Researchers describe molecular mechanism involved in Huntington's neurodegeneration
Protein alteration in the family of lamins causes several diseases, known as laminopathies, such as progeria or precocious aging. A study in which UB researchers have taken part states that alterations in the levels of one of these proteins, lamin B1, contribute to the degeneration of different brain neuronal populations in Huntington's disease. Caused by a mutation in the huntingtin gen, this pathology features involuntary movements, cognitive deficit and psychiatric disorders, and has no cure yet.
According to the study, published in the journal EMBO Molecular Medicine, these results open new therapeutic pathways for the treatment of this disease, since research shows pharmacological normalization of levels of lamin B1 improve the cognitive symptoms in a transgenic model of the disease.
The study counts on the participation of researchers of the Institute of Neurosciences of the University of Barcelona (UBNeuro), the Biomedical Research Networking Center in Neurodegenerative Diseases (CIBERNED), and the August Pi i Sunyer Biomedical Research Institute (IDIBAPS), and is led by Esther Pérez-Navarro, tenured university lecturer at the Faculty of Medicine and Health Sciences.
Among the participants in the study are also researchers from the Center for Genomic Regulation (CRG), Pompeu Fabra University, Vall d'Hebron Institute of Oncology and the University of Cambridge (United Kingdom).
An innovative technique to analyze cell nucleus
The level increase of lamin B1, a protein in the cell nucleus, causes a rare disease, the autosomal dominant leukodystrophy, which features motor and cognitive deficits and demyelination in the central nervous system.

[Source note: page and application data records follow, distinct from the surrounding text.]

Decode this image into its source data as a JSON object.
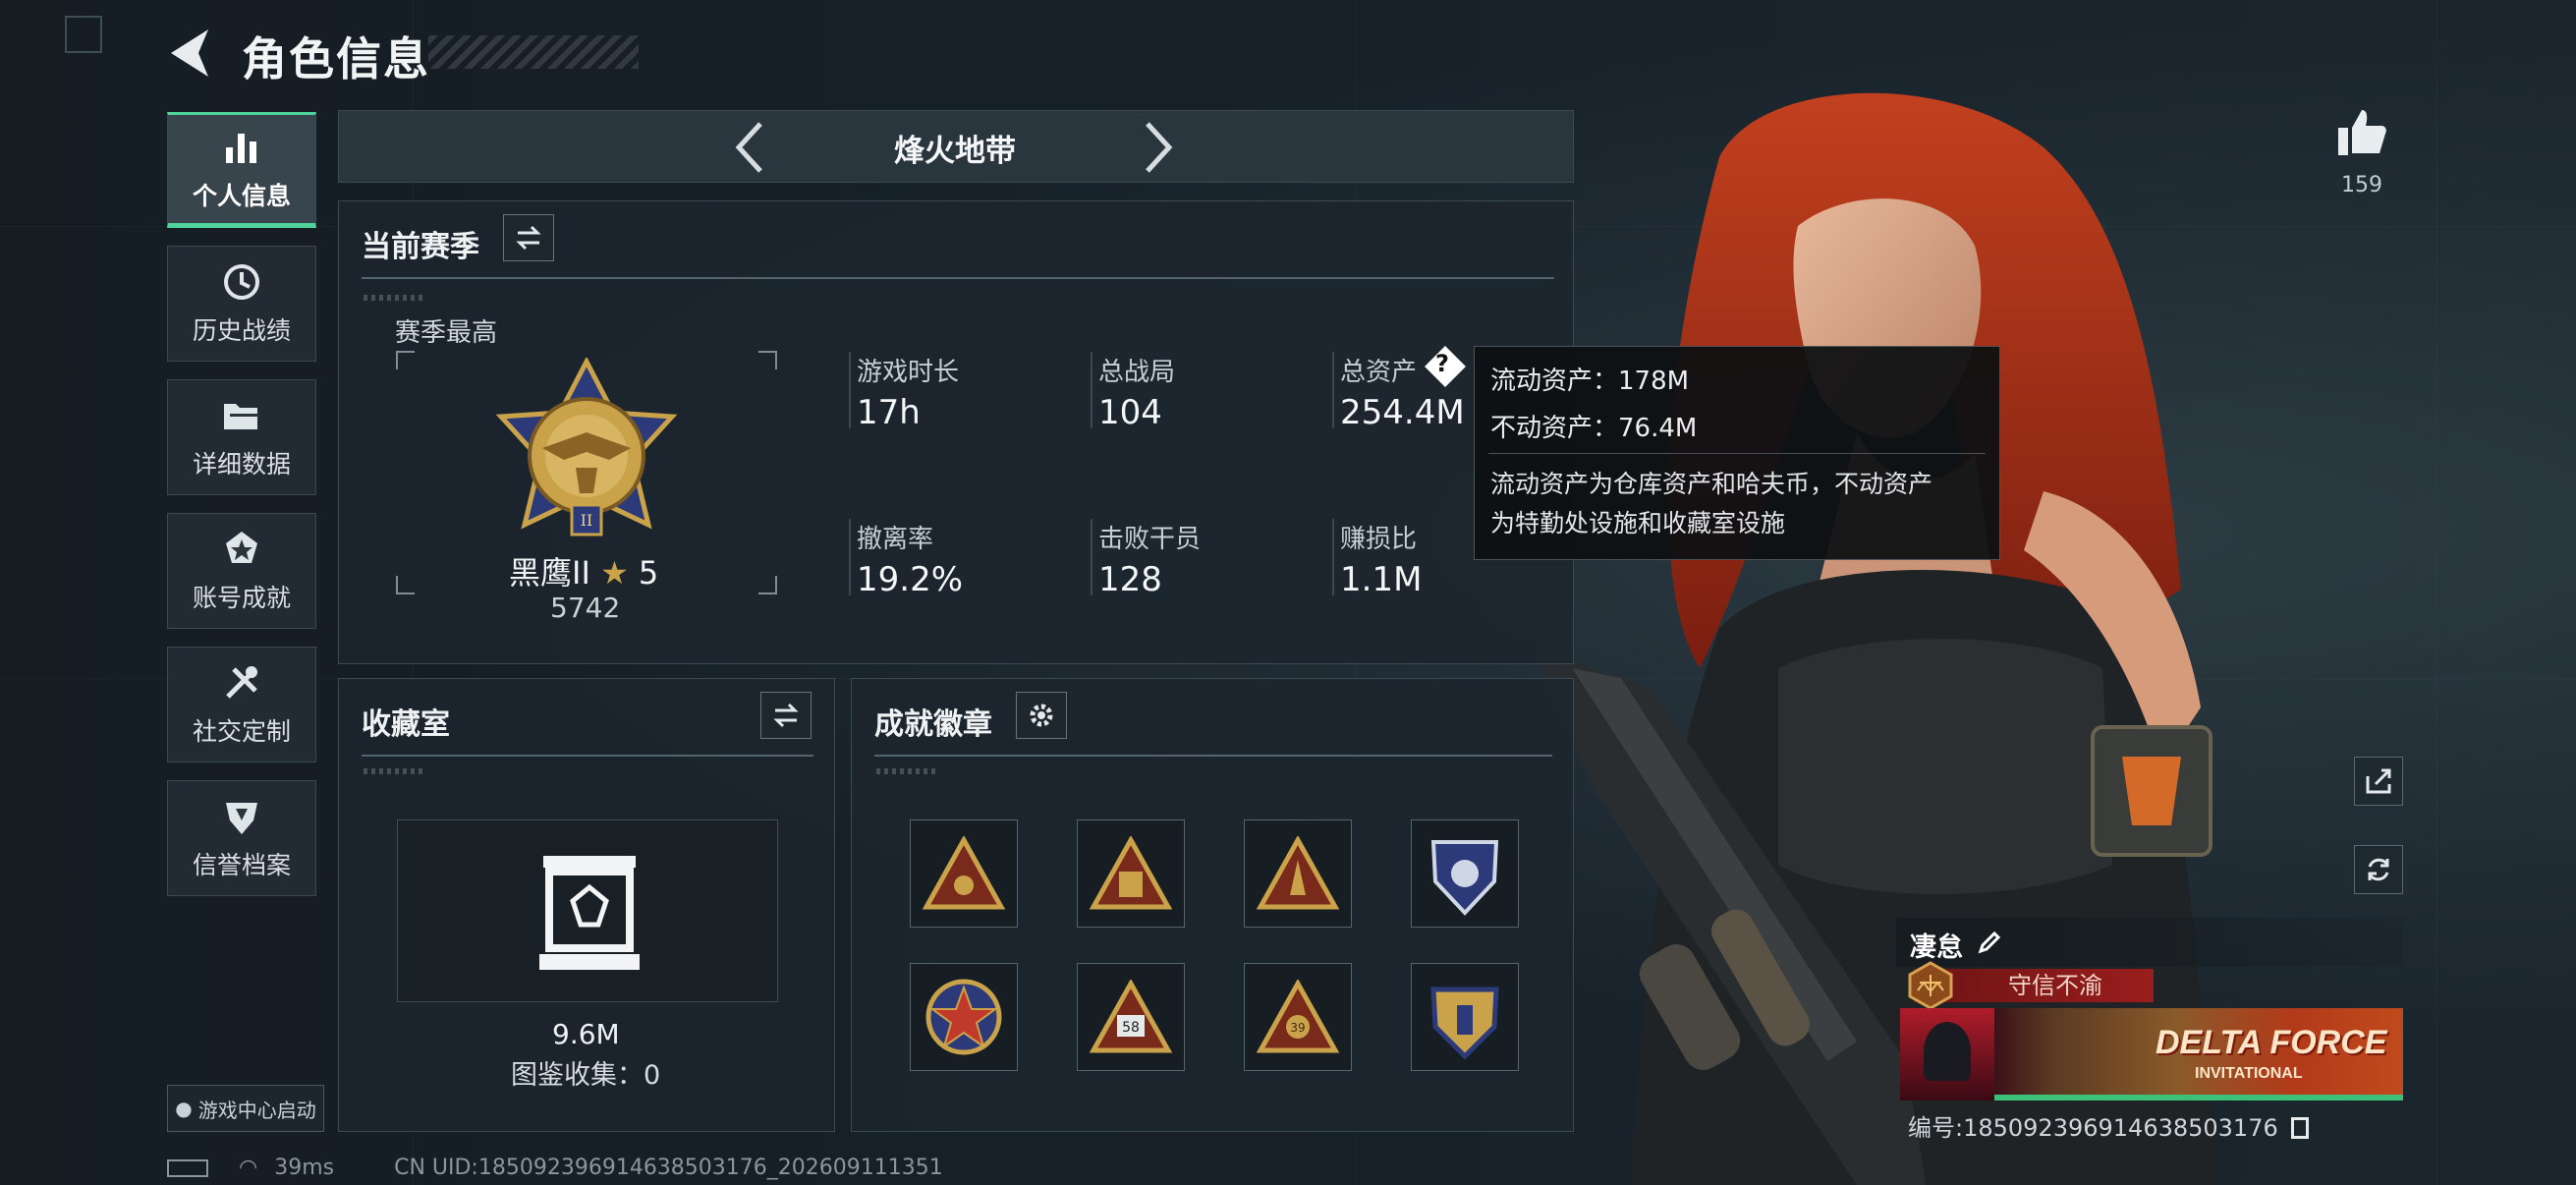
{
  "header": {
    "title": "角色信息"
  },
  "sidebar": {
    "items": [
      {
        "label": "个人信息",
        "icon": "bar-chart-icon",
        "active": true
      },
      {
        "label": "历史战绩",
        "icon": "clock-icon"
      },
      {
        "label": "详细数据",
        "icon": "folder-icon"
      },
      {
        "label": "账号成就",
        "icon": "medal-icon"
      },
      {
        "label": "社交定制",
        "icon": "tools-icon"
      },
      {
        "label": "信誉档案",
        "icon": "shield-icon"
      }
    ],
    "launch_button": "游戏中心启动"
  },
  "mode": {
    "name": "烽火地带"
  },
  "season": {
    "title": "当前赛季",
    "best_label": "赛季最高",
    "rank_name": "黑鹰II",
    "rank_stars": "5",
    "rank_score": "5742",
    "stats": [
      {
        "label": "游戏时长",
        "value": "17h"
      },
      {
        "label": "总战局",
        "value": "104"
      },
      {
        "label": "总资产",
        "value": "254.4M"
      },
      {
        "label": "撤离率",
        "value": "19.2%"
      },
      {
        "label": "击败干员",
        "value": "128"
      },
      {
        "label": "赚损比",
        "value": "1.1M"
      }
    ]
  },
  "tooltip": {
    "line1": "流动资产：178M",
    "line2": "不动资产：76.4M",
    "note_line1": "流动资产为仓库资产和哈夫币，不动资产",
    "note_line2": "为特勤处设施和收藏室设施"
  },
  "collection": {
    "title": "收藏室",
    "value": "9.6M",
    "catalog_label": "图鉴收集：0"
  },
  "achievements": {
    "title": "成就徽章",
    "badges": [
      "triangle-eye-badge",
      "triangle-soldiers-badge",
      "triangle-rocket-badge",
      "shield-eagle-badge",
      "star-circle-badge",
      "triangle-58-badge",
      "triangle-39-badge",
      "shield-gold-badge"
    ]
  },
  "right": {
    "likes": "159",
    "player_name": "凄怠",
    "motto": "守信不渝",
    "banner_text": "DELTA FORCE",
    "banner_subtext": "INVITATIONAL",
    "player_id": "编号:185092396914638503176"
  },
  "status": {
    "ping": "39ms",
    "uid": "CN UID:185092396914638503176_202609111351"
  },
  "colors": {
    "accent": "#4fd39a",
    "panel": "#1c262e",
    "motto": "#9a1d1d",
    "gold": "#c9a24a"
  }
}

In this study, researchers analyzed the impact at a physiologic, transcriptomic and epigenetic level of these alterations in Huntington's disease. To do so, they used the experiments in a transgenic mice model of the pathology and post-mortem brain samples from patients. One of the most relevant aspects of the study is the development of an innovative technique, the fluorescence-activated nuclear suspension imaging (FANSI) to identify and analyze the neuron nucleus of specific populations in the brain. "This technique could be used by other research groups," notes Esther Pérez-Navarro.
"Moreover —the researcher adds—, we have applied the ChIP-sequencing technique in collaboration with other research groups experts in this technique and the interpretation of results: the groups led by Mashami Narita, from the University of Cambridge, and Luciano Di Croce, from CRG. This allowed us to analyze how the alteration of levels in lamin B1 can involve changes in gene transcription."
Later, researchers gave the mice betulinic acid, a drug that can partially restore the levels of lamin B1, to test the effect in the mice models of the disease. Normalization of levels of this protein in the nucleus of neuronal populations palliated motor and cognitive disfunctions in animals. According to the researchers, these results show that the level increase of lamin B1 contributes to the alteration of the nuclear function of specific neurons in the brain in Huntington's disease. Pérez-Navarro states that "to date, we did not know about the alteration of this protein being involved in Huntington's physiopathology," and she questions whether this alteration could be involved in the neuronal degeneration of other diseases, such as Alzheimer's and Parkinson's.
First step to design new drugs
The identification of this molecular mechanism sheds light on the design of new drugs to treat a disease with no cure yet. "Betulinic acid used in this research has other effects and therefore we need to identify specific drugs that target the modulation of lamin B1 levels," notes the researcher.
Moreover, this study could have implications in the identification of new biomarkers of the disease. In this sense, the future goal of the researchers is to determine whether lamin B levels are also altered in cells outside the brain, such as blood cells and fibroblasts (skin cells). "The benefits of this study in a disease such as Huntington's, associated with a genetic mutation, is that we can analyze these chanhes in carriers that have no symptoms yet and monitor it over time. To carry out these studies, we are working with the Department of Movement Disorders (Jesús Pérez and Jaime Kulisevsky) in Hospital de la Santa Creu i Sant Pau, a distinguished center regarding this disease," concludes the researcher.